● PROMPT: The response should be an exact copy of the records, with the pictures removed.

■ ■ ■ ■

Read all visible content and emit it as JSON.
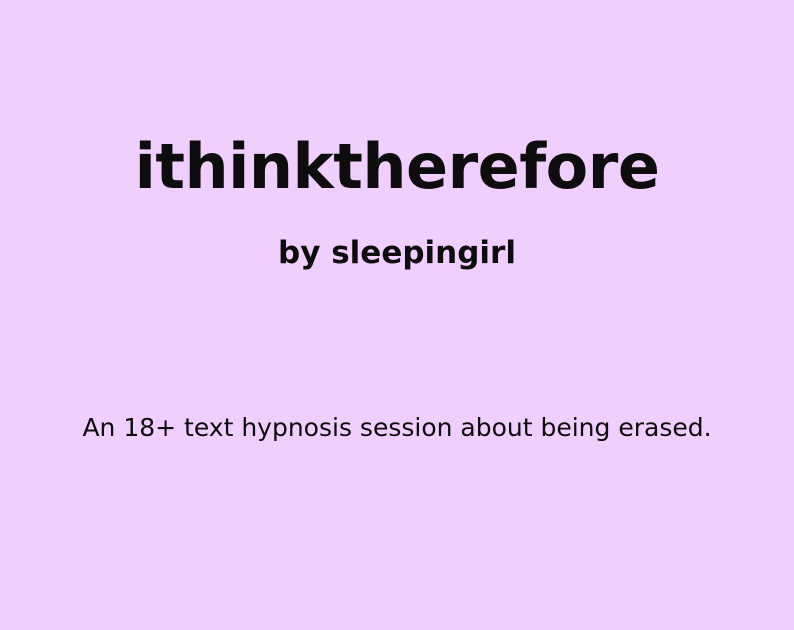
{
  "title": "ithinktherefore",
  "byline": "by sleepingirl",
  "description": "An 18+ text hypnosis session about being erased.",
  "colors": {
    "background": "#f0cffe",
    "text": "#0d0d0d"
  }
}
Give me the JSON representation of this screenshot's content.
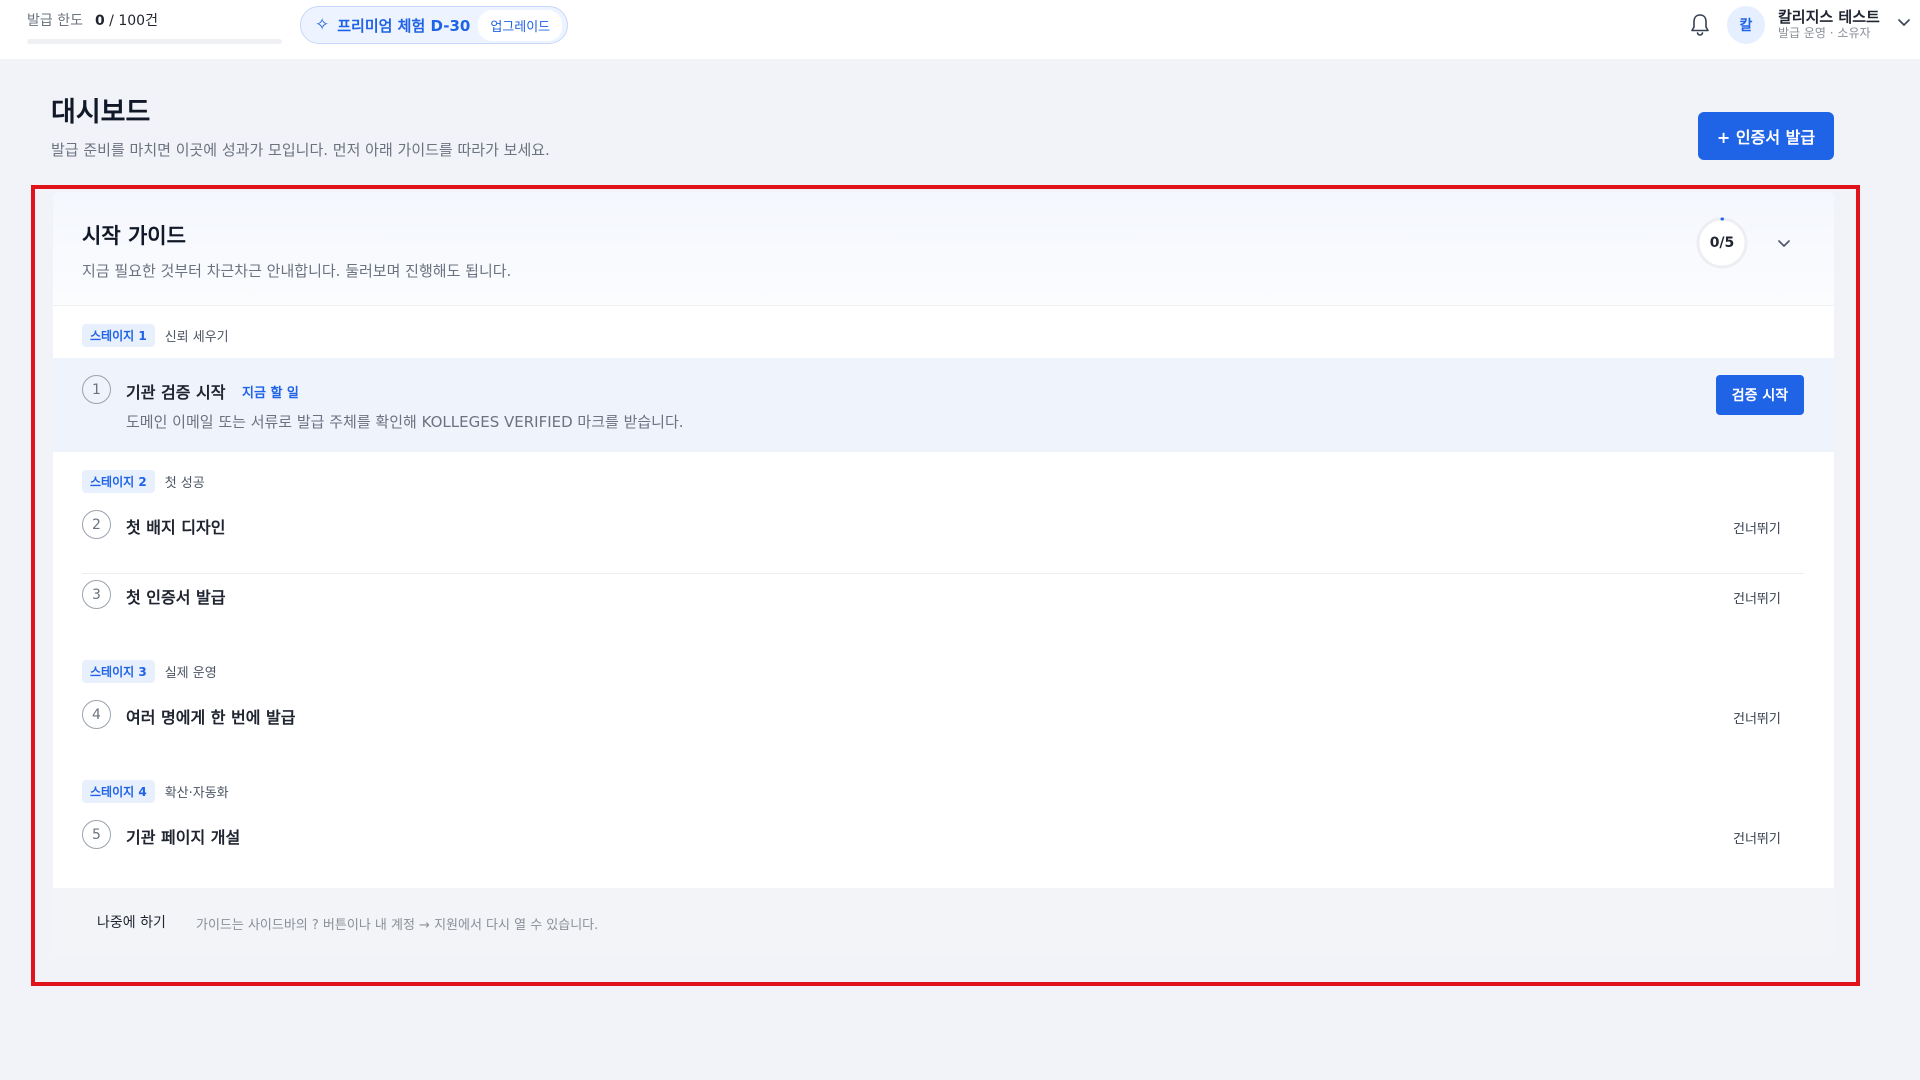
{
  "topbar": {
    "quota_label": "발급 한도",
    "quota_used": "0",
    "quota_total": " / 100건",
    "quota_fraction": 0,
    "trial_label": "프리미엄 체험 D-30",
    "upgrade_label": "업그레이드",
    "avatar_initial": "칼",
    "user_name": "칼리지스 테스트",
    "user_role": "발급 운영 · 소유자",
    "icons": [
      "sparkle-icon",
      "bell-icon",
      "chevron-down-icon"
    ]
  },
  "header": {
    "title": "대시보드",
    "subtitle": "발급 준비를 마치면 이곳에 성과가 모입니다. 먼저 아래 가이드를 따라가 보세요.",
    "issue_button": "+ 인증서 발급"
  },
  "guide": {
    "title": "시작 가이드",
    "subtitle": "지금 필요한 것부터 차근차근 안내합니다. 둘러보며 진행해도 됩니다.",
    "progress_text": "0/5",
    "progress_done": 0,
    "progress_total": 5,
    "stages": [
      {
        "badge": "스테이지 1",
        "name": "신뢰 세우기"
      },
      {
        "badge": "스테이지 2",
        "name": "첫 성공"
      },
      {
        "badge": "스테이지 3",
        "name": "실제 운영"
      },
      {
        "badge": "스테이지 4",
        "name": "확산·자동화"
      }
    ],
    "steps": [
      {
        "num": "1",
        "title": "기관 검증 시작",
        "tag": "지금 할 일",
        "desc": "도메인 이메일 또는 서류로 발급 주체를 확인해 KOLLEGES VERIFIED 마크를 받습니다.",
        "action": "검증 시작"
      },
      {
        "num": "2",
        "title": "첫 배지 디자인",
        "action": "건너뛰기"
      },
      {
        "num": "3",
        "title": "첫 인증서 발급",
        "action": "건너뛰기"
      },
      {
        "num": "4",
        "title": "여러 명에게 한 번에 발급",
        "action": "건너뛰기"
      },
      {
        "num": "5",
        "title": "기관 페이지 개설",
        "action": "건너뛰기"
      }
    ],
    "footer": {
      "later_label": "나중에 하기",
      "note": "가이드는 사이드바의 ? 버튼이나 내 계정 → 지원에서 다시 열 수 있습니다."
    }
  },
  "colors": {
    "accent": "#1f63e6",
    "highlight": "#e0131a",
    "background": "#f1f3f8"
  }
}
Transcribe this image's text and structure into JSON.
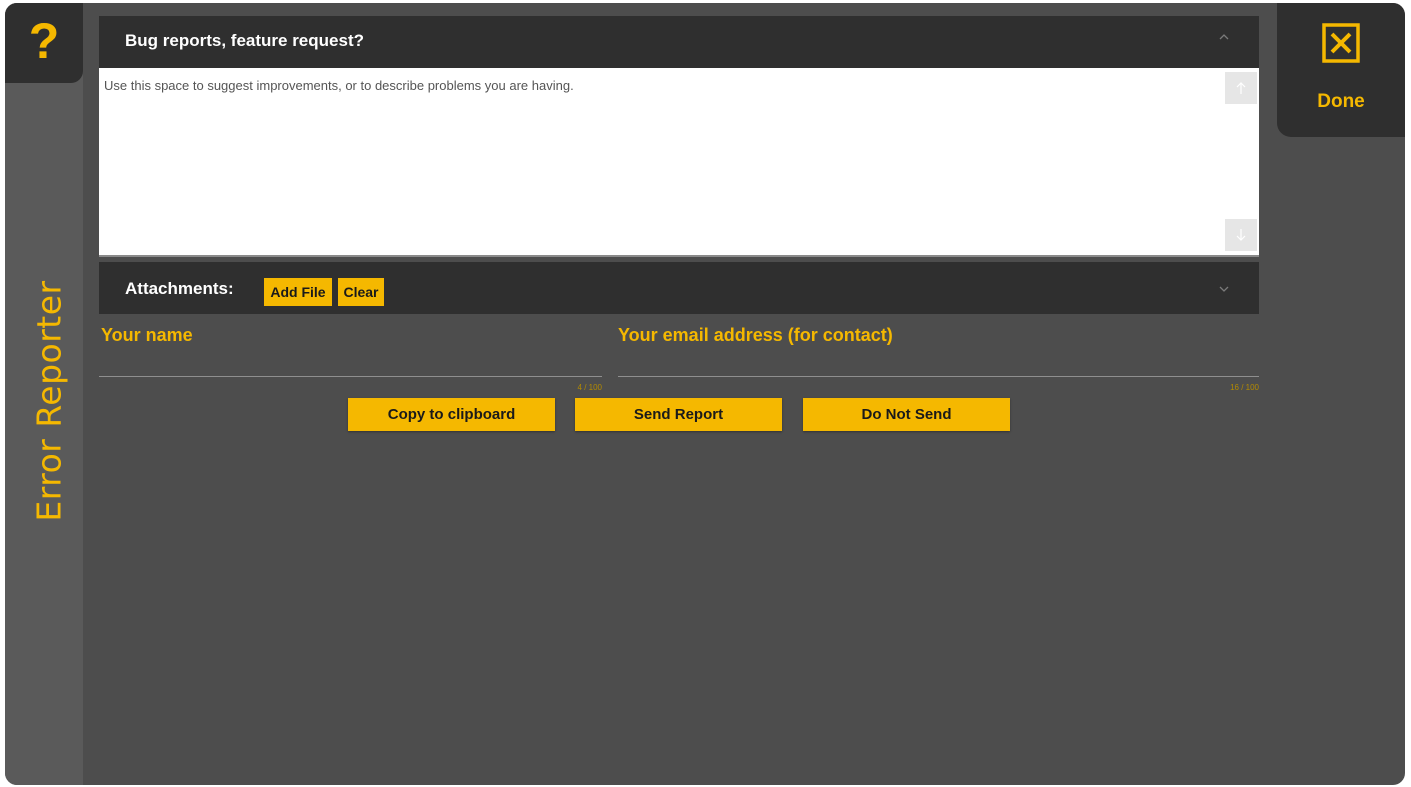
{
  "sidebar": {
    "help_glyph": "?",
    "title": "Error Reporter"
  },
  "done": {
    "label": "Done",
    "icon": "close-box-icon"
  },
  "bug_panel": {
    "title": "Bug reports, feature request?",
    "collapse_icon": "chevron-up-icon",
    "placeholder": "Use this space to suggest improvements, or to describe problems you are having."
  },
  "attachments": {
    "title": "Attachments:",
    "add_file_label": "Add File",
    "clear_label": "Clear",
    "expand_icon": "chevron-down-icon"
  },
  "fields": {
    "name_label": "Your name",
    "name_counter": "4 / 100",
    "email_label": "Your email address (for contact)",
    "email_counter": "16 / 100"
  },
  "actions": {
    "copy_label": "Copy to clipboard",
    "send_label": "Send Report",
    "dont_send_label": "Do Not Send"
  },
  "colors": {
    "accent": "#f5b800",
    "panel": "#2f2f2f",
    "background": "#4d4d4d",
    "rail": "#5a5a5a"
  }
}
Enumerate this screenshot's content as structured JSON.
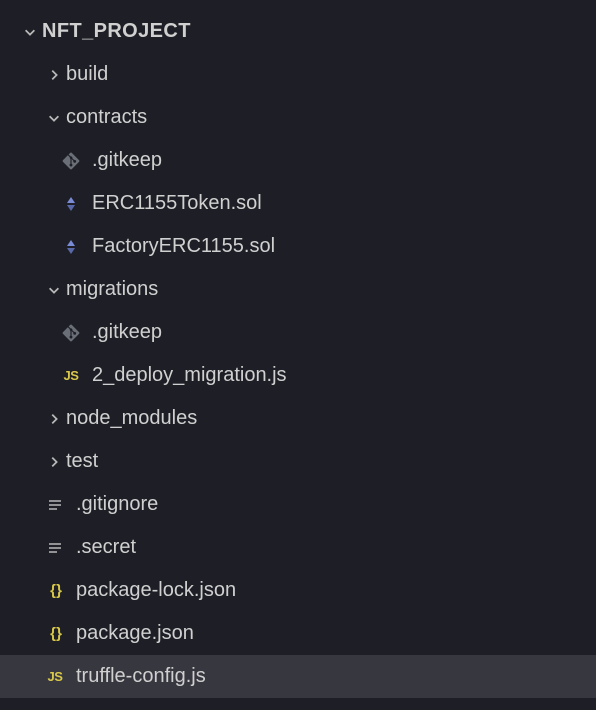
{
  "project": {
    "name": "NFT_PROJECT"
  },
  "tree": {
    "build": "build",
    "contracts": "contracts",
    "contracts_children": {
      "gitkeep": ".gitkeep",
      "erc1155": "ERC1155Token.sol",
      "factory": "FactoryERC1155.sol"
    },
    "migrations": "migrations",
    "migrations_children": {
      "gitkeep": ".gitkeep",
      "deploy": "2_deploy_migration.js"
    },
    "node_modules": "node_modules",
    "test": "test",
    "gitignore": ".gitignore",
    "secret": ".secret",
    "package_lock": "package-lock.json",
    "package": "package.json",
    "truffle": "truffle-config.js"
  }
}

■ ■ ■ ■

● ANSWER FOR THE TASK:
Read all visible content and emit it as JSON.
{
  "title": "ithinktherefore",
  "byline": "by sleepingirl",
  "description": "An 18+ text hypnosis session about being erased.",
  "colors": {
    "background": "#f0cffe",
    "text": "#0d0d0d"
  }
}
Give me the JSON representation of this screenshot's content.
{
  "topbar": {
    "quota_label": "발급 한도",
    "quota_used": "0",
    "quota_total": " / 100건",
    "quota_fraction": 0,
    "trial_label": "프리미엄 체험 D-30",
    "upgrade_label": "업그레이드",
    "avatar_initial": "칼",
    "user_name": "칼리지스 테스트",
    "user_role": "발급 운영 · 소유자",
    "icons": [
      "sparkle-icon",
      "bell-icon",
      "chevron-down-icon"
    ]
  },
  "header": {
    "title": "대시보드",
    "subtitle": "발급 준비를 마치면 이곳에 성과가 모입니다. 먼저 아래 가이드를 따라가 보세요.",
    "issue_button": "+ 인증서 발급"
  },
  "guide": {
    "title": "시작 가이드",
    "subtitle": "지금 필요한 것부터 차근차근 안내합니다. 둘러보며 진행해도 됩니다.",
    "progress_text": "0/5",
    "progress_done": 0,
    "progress_total": 5,
    "stages": [
      {
        "badge": "스테이지 1",
        "name": "신뢰 세우기"
      },
      {
        "badge": "스테이지 2",
        "name": "첫 성공"
      },
      {
        "badge": "스테이지 3",
        "name": "실제 운영"
      },
      {
        "badge": "스테이지 4",
        "name": "확산·자동화"
      }
    ],
    "steps": [
      {
        "num": "1",
        "title": "기관 검증 시작",
        "tag": "지금 할 일",
        "desc": "도메인 이메일 또는 서류로 발급 주체를 확인해 KOLLEGES VERIFIED 마크를 받습니다.",
        "action": "검증 시작"
      },
      {
        "num": "2",
        "title": "첫 배지 디자인",
        "action": "건너뛰기"
      },
      {
        "num": "3",
        "title": "첫 인증서 발급",
        "action": "건너뛰기"
      },
      {
        "num": "4",
        "title": "여러 명에게 한 번에 발급",
        "action": "건너뛰기"
      },
      {
        "num": "5",
        "title": "기관 페이지 개설",
        "action": "건너뛰기"
      }
    ],
    "footer": {
      "later_label": "나중에 하기",
      "note": "가이드는 사이드바의 ? 버튼이나 내 계정 → 지원에서 다시 열 수 있습니다."
    }
  },
  "colors": {
    "accent": "#1f63e6",
    "highlight": "#e0131a",
    "background": "#f1f3f8"
  }
}
Transcribe this image's text and structure into JSON.
{
  "sidebar": {
    "help_glyph": "?",
    "title": "Error Reporter"
  },
  "done": {
    "label": "Done",
    "icon": "close-box-icon"
  },
  "bug_panel": {
    "title": "Bug reports, feature request?",
    "collapse_icon": "chevron-up-icon",
    "placeholder": "Use this space to suggest improvements, or to describe problems you are having."
  },
  "attachments": {
    "title": "Attachments:",
    "add_file_label": "Add File",
    "clear_label": "Clear",
    "expand_icon": "chevron-down-icon"
  },
  "fields": {
    "name_label": "Your name",
    "name_counter": "4 / 100",
    "email_label": "Your email address (for contact)",
    "email_counter": "16 / 100"
  },
  "actions": {
    "copy_label": "Copy to clipboard",
    "send_label": "Send Report",
    "dont_send_label": "Do Not Send"
  },
  "colors": {
    "accent": "#f5b800",
    "panel": "#2f2f2f",
    "background": "#4d4d4d",
    "rail": "#5a5a5a"
  }
}
Enumerate this screenshot's content as structured JSON.
{
  "project": {
    "name": "NFT_PROJECT"
  },
  "tree": {
    "build": "build",
    "contracts": "contracts",
    "contracts_children": {
      "gitkeep": ".gitkeep",
      "erc1155": "ERC1155Token.sol",
      "factory": "FactoryERC1155.sol"
    },
    "migrations": "migrations",
    "migrations_children": {
      "gitkeep": ".gitkeep",
      "deploy": "2_deploy_migration.js"
    },
    "node_modules": "node_modules",
    "test": "test",
    "gitignore": ".gitignore",
    "secret": ".secret",
    "package_lock": "package-lock.json",
    "package": "package.json",
    "truffle": "truffle-config.js"
  }
}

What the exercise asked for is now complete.